And I have to admit the complexity of my own feelings since I want to buy her Tinkerbell and different pretty Barbie dolls each time we see them at the store! It’s silly, maybe, but probably normal to want to get her things I played with as a child. I hate the princess books though. I much prefer reading her Leo Leonni from the library and the newest book on display about another part of the world.
So I’ve been sent a link to this article discussing how the princess constume has now gotten mass-marketed, and what’s interesting is that just the other day I was discussing with a friend of mine how Tinkerbell costumes are so limiting to the child’s imagination. She begs for that costume… and I tell her that we can dress up with our pieces of fabric at home and still be Tinkerbell, but she insists she needs to buy the Tinkerbell dress.

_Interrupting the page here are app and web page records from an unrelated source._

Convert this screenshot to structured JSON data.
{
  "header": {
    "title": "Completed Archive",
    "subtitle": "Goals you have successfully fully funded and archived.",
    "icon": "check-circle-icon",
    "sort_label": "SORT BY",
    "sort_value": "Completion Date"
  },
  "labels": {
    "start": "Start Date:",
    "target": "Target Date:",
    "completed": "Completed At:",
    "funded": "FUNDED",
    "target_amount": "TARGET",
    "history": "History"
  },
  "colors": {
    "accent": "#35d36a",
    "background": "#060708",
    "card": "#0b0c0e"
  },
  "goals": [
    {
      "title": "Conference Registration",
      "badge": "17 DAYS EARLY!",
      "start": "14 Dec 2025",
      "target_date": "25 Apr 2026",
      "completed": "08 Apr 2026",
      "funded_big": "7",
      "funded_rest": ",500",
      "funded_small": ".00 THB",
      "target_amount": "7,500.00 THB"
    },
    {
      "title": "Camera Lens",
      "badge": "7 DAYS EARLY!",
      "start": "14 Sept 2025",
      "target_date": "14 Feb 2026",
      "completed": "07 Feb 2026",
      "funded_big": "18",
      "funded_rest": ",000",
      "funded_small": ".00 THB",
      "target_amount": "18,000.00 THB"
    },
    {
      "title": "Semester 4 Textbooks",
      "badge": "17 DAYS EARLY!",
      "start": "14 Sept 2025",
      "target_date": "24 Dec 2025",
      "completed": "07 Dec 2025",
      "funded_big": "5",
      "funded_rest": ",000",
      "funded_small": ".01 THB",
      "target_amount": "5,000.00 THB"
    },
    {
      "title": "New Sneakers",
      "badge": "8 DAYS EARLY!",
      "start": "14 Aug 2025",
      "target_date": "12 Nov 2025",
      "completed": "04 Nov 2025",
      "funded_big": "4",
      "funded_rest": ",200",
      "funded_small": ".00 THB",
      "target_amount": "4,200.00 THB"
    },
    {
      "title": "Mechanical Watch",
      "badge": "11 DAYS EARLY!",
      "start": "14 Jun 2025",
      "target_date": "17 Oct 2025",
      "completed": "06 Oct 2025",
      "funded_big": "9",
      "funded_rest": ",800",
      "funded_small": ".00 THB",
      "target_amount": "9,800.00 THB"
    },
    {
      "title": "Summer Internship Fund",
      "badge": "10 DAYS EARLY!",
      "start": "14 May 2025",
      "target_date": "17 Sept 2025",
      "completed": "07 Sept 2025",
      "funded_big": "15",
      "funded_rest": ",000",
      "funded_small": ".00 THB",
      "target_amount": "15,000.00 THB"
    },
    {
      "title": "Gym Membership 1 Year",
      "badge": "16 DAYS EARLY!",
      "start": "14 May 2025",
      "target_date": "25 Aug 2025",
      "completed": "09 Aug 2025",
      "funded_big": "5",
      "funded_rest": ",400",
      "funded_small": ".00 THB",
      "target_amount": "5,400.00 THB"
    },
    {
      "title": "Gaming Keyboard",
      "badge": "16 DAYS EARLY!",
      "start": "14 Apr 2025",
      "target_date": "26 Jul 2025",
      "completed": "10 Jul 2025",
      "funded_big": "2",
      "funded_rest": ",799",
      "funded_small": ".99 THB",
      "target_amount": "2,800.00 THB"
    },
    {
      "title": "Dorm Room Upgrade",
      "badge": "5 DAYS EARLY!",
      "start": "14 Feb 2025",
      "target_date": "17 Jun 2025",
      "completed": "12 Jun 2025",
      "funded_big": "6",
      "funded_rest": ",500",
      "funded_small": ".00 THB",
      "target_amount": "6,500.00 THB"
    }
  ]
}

This week I decided to institute a no-TV-until-I’m-making-dinner rule. We’ve played dress up twice. Azita declared me a Chinese lady (I was wearing a piece of fabric wrapped up and it did look like a Kimono. I did correct her and tell her it looked more like a Japanese dress. Ada spent the morning wearing a tutu, no shirt, a cowgirl hat, and singing in a microphone. Azita was a Hawaiin girl, with a grass skirt, staying at my hotel and ordering food.
I’d say a successful week in refueling the imagination.
I don’t have a problem with princesses and fairy tales persay. I don’t think kids get the messages behind them, but if you are a thoughtful parent you can help them to see those morals at some point. I realized, through talking about this stuff and with this article, it’s more the mass marketing of princessism that gets me.
And my friend Lori is right— Tinkerbell and the fairies are better, because they build stuff! That’s a better role model than a princess.